## Work request
Print the data in full, exactly as it reads.

(Dataset entries)
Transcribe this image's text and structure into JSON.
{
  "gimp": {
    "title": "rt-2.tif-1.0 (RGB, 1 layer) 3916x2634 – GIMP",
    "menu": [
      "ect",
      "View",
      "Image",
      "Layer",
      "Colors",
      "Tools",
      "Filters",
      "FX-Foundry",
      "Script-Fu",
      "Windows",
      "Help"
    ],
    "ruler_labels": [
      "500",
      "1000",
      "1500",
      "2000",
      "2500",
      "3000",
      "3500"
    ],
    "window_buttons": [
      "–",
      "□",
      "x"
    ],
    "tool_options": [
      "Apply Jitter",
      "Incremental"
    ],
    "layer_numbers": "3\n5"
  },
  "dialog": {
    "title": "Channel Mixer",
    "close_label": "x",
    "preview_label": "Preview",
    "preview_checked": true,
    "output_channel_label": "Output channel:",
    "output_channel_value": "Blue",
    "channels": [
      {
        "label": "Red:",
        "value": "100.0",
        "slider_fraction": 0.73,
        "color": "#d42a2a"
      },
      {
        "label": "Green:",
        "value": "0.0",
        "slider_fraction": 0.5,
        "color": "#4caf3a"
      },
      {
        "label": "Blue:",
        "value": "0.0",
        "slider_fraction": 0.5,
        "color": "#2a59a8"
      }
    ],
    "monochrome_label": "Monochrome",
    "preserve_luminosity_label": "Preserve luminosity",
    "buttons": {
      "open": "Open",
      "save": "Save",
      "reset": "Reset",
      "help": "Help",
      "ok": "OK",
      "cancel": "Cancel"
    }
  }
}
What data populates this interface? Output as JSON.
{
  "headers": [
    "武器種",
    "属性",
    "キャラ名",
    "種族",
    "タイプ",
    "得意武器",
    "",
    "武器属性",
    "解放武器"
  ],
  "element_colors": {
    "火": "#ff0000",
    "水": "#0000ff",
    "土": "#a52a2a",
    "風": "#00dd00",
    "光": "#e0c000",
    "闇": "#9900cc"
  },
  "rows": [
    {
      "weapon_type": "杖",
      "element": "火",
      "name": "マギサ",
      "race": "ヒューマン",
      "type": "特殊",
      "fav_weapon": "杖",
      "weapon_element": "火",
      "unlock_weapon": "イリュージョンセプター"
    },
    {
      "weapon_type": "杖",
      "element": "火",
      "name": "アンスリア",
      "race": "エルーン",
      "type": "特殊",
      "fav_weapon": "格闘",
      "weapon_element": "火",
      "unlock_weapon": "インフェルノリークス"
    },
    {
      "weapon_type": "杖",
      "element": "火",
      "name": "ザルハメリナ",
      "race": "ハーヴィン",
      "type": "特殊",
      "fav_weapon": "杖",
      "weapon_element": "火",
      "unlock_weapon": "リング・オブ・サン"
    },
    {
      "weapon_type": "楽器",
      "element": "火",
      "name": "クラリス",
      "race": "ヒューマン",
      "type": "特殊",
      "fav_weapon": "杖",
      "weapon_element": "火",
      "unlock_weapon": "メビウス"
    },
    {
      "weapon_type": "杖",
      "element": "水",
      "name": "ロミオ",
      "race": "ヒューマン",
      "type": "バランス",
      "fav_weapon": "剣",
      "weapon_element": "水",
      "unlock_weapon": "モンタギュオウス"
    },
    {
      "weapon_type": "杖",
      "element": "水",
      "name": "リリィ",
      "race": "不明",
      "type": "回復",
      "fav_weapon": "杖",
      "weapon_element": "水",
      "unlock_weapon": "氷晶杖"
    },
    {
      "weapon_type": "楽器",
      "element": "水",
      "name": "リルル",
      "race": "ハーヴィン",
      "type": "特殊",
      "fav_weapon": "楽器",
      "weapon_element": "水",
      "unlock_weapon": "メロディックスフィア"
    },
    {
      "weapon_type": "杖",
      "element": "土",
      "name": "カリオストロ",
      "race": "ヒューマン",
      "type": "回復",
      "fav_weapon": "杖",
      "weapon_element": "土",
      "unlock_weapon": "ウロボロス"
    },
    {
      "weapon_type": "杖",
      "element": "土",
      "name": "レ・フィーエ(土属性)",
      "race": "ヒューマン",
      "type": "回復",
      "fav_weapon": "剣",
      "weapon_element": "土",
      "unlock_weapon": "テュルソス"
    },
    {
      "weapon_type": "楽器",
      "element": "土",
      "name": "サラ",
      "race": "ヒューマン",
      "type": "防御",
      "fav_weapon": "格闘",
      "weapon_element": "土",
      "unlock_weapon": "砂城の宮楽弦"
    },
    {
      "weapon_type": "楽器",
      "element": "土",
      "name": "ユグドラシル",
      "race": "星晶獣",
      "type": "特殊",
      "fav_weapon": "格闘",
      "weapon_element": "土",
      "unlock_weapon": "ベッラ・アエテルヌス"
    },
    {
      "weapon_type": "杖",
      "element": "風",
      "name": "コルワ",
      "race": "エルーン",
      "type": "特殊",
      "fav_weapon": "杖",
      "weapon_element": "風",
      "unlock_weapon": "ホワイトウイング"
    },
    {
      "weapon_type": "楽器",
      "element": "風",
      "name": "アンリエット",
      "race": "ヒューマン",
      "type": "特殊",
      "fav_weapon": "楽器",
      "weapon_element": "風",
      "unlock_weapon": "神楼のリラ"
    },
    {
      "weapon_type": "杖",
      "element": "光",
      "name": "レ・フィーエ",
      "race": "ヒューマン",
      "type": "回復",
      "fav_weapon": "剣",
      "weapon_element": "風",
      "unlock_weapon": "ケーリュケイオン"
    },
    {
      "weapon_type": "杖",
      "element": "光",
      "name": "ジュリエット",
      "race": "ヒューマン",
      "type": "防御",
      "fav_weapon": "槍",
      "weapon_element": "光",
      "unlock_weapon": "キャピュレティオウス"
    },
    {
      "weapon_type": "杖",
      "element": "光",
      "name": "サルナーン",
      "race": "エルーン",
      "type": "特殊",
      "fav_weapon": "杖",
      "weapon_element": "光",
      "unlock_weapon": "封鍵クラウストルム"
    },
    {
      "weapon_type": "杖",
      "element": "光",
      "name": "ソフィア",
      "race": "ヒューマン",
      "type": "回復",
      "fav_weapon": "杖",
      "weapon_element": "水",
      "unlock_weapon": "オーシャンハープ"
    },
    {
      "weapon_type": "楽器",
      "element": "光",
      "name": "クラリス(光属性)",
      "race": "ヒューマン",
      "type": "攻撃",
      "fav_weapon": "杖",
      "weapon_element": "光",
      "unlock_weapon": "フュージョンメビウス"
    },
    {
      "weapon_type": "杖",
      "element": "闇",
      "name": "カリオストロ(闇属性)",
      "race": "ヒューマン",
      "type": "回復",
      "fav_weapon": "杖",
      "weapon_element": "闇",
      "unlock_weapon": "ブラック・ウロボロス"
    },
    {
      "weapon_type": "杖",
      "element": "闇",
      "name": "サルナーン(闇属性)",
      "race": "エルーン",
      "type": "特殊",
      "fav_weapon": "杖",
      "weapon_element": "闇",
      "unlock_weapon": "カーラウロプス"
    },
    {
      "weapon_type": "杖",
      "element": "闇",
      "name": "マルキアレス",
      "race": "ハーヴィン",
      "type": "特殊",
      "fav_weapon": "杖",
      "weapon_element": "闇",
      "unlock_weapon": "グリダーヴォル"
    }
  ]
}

## Expected output
Transcribe this image's text and structure into JSON.
{
  "gimp": {
    "title": "rt-2.tif-1.0 (RGB, 1 layer) 3916x2634 – GIMP",
    "menu": [
      "ect",
      "View",
      "Image",
      "Layer",
      "Colors",
      "Tools",
      "Filters",
      "FX-Foundry",
      "Script-Fu",
      "Windows",
      "Help"
    ],
    "ruler_labels": [
      "500",
      "1000",
      "1500",
      "2000",
      "2500",
      "3000",
      "3500"
    ],
    "window_buttons": [
      "–",
      "□",
      "x"
    ],
    "tool_options": [
      "Apply Jitter",
      "Incremental"
    ],
    "layer_numbers": "3\n5"
  },
  "dialog": {
    "title": "Channel Mixer",
    "close_label": "x",
    "preview_label": "Preview",
    "preview_checked": true,
    "output_channel_label": "Output channel:",
    "output_channel_value": "Blue",
    "channels": [
      {
        "label": "Red:",
        "value": "100.0",
        "slider_fraction": 0.73,
        "color": "#d42a2a"
      },
      {
        "label": "Green:",
        "value": "0.0",
        "slider_fraction": 0.5,
        "color": "#4caf3a"
      },
      {
        "label": "Blue:",
        "value": "0.0",
        "slider_fraction": 0.5,
        "color": "#2a59a8"
      }
    ],
    "monochrome_label": "Monochrome",
    "preserve_luminosity_label": "Preserve luminosity",
    "buttons": {
      "open": "Open",
      "save": "Save",
      "reset": "Reset",
      "help": "Help",
      "ok": "OK",
      "cancel": "Cancel"
    }
  }
}
What data populates this interface? Output as JSON.
{
  "headers": [
    "武器種",
    "属性",
    "キャラ名",
    "種族",
    "タイプ",
    "得意武器",
    "",
    "武器属性",
    "解放武器"
  ],
  "element_colors": {
    "火": "#ff0000",
    "水": "#0000ff",
    "土": "#a52a2a",
    "風": "#00dd00",
    "光": "#e0c000",
    "闇": "#9900cc"
  },
  "rows": [
    {
      "weapon_type": "杖",
      "element": "火",
      "name": "マギサ",
      "race": "ヒューマン",
      "type": "特殊",
      "fav_weapon": "杖",
      "weapon_element": "火",
      "unlock_weapon": "イリュージョンセプター"
    },
    {
      "weapon_type": "杖",
      "element": "火",
      "name": "アンスリア",
      "race": "エルーン",
      "type": "特殊",
      "fav_weapon": "格闘",
      "weapon_element": "火",
      "unlock_weapon": "インフェルノリークス"
    },
    {
      "weapon_type": "杖",
      "element": "火",
      "name": "ザルハメリナ",
      "race": "ハーヴィン",
      "type": "特殊",
      "fav_weapon": "杖",
      "weapon_element": "火",
      "unlock_weapon": "リング・オブ・サン"
    },
    {
      "weapon_type": "楽器",
      "element": "火",
      "name": "クラリス",
      "race": "ヒューマン",
      "type": "特殊",
      "fav_weapon": "杖",
      "weapon_element": "火",
      "unlock_weapon": "メビウス"
    },
    {
      "weapon_type": "杖",
      "element": "水",
      "name": "ロミオ",
      "race": "ヒューマン",
      "type": "バランス",
      "fav_weapon": "剣",
      "weapon_element": "水",
      "unlock_weapon": "モンタギュオウス"
    },
    {
      "weapon_type": "杖",
      "element": "水",
      "name": "リリィ",
      "race": "不明",
      "type": "回復",
      "fav_weapon": "杖",
      "weapon_element": "水",
      "unlock_weapon": "氷晶杖"
    },
    {
      "weapon_type": "楽器",
      "element": "水",
      "name": "リルル",
      "race": "ハーヴィン",
      "type": "特殊",
      "fav_weapon": "楽器",
      "weapon_element": "水",
      "unlock_weapon": "メロディックスフィア"
    },
    {
      "weapon_type": "杖",
      "element": "土",
      "name": "カリオストロ",
      "race": "ヒューマン",
      "type": "回復",
      "fav_weapon": "杖",
      "weapon_element": "土",
      "unlock_weapon": "ウロボロス"
    },
    {
      "weapon_type": "杖",
      "element": "土",
      "name": "レ・フィーエ(土属性)",
      "race": "ヒューマン",
      "type": "回復",
      "fav_weapon": "剣",
      "weapon_element": "土",
      "unlock_weapon": "テュルソス"
    },
    {
      "weapon_type": "楽器",
      "element": "土",
      "name": "サラ",
      "race": "ヒューマン",
      "type": "防御",
      "fav_weapon": "格闘",
      "weapon_element": "土",
      "unlock_weapon": "砂城の宮楽弦"
    },
    {
      "weapon_type": "楽器",
      "element": "土",
      "name": "ユグドラシル",
      "race": "星晶獣",
      "type": "特殊",
      "fav_weapon": "格闘",
      "weapon_element": "土",
      "unlock_weapon": "ベッラ・アエテルヌス"
    },
    {
      "weapon_type": "杖",
      "element": "風",
      "name": "コルワ",
      "race": "エルーン",
      "type": "特殊",
      "fav_weapon": "杖",
      "weapon_element": "風",
      "unlock_weapon": "ホワイトウイング"
    },
    {
      "weapon_type": "楽器",
      "element": "風",
      "name": "アンリエット",
      "race": "ヒューマン",
      "type": "特殊",
      "fav_weapon": "楽器",
      "weapon_element": "風",
      "unlock_weapon": "神楼のリラ"
    },
    {
      "weapon_type": "杖",
      "element": "光",
      "name": "レ・フィーエ",
      "race": "ヒューマン",
      "type": "回復",
      "fav_weapon": "剣",
      "weapon_element": "風",
      "unlock_weapon": "ケーリュケイオン"
    },
    {
      "weapon_type": "杖",
      "element": "光",
      "name": "ジュリエット",
      "race": "ヒューマン",
      "type": "防御",
      "fav_weapon": "槍",
      "weapon_element": "光",
      "unlock_weapon": "キャピュレティオウス"
    },
    {
      "weapon_type": "杖",
      "element": "光",
      "name": "サルナーン",
      "race": "エルーン",
      "type": "特殊",
      "fav_weapon": "杖",
      "weapon_element": "光",
      "unlock_weapon": "封鍵クラウストルム"
    },
    {
      "weapon_type": "杖",
      "element": "光",
      "name": "ソフィア",
      "race": "ヒューマン",
      "type": "回復",
      "fav_weapon": "杖",
      "weapon_element": "水",
      "unlock_weapon": "オーシャンハープ"
    },
    {
      "weapon_type": "楽器",
      "element": "光",
      "name": "クラリス(光属性)",
      "race": "ヒューマン",
      "type": "攻撃",
      "fav_weapon": "杖",
      "weapon_element": "光",
      "unlock_weapon": "フュージョンメビウス"
    },
    {
      "weapon_type": "杖",
      "element": "闇",
      "name": "カリオストロ(闇属性)",
      "race": "ヒューマン",
      "type": "回復",
      "fav_weapon": "杖",
      "weapon_element": "闇",
      "unlock_weapon": "ブラック・ウロボロス"
    },
    {
      "weapon_type": "杖",
      "element": "闇",
      "name": "サルナーン(闇属性)",
      "race": "エルーン",
      "type": "特殊",
      "fav_weapon": "杖",
      "weapon_element": "闇",
      "unlock_weapon": "カーラウロプス"
    },
    {
      "weapon_type": "杖",
      "element": "闇",
      "name": "マルキアレス",
      "race": "ハーヴィン",
      "type": "特殊",
      "fav_weapon": "杖",
      "weapon_element": "闇",
      "unlock_weapon": "グリダーヴォル"
    }
  ]
}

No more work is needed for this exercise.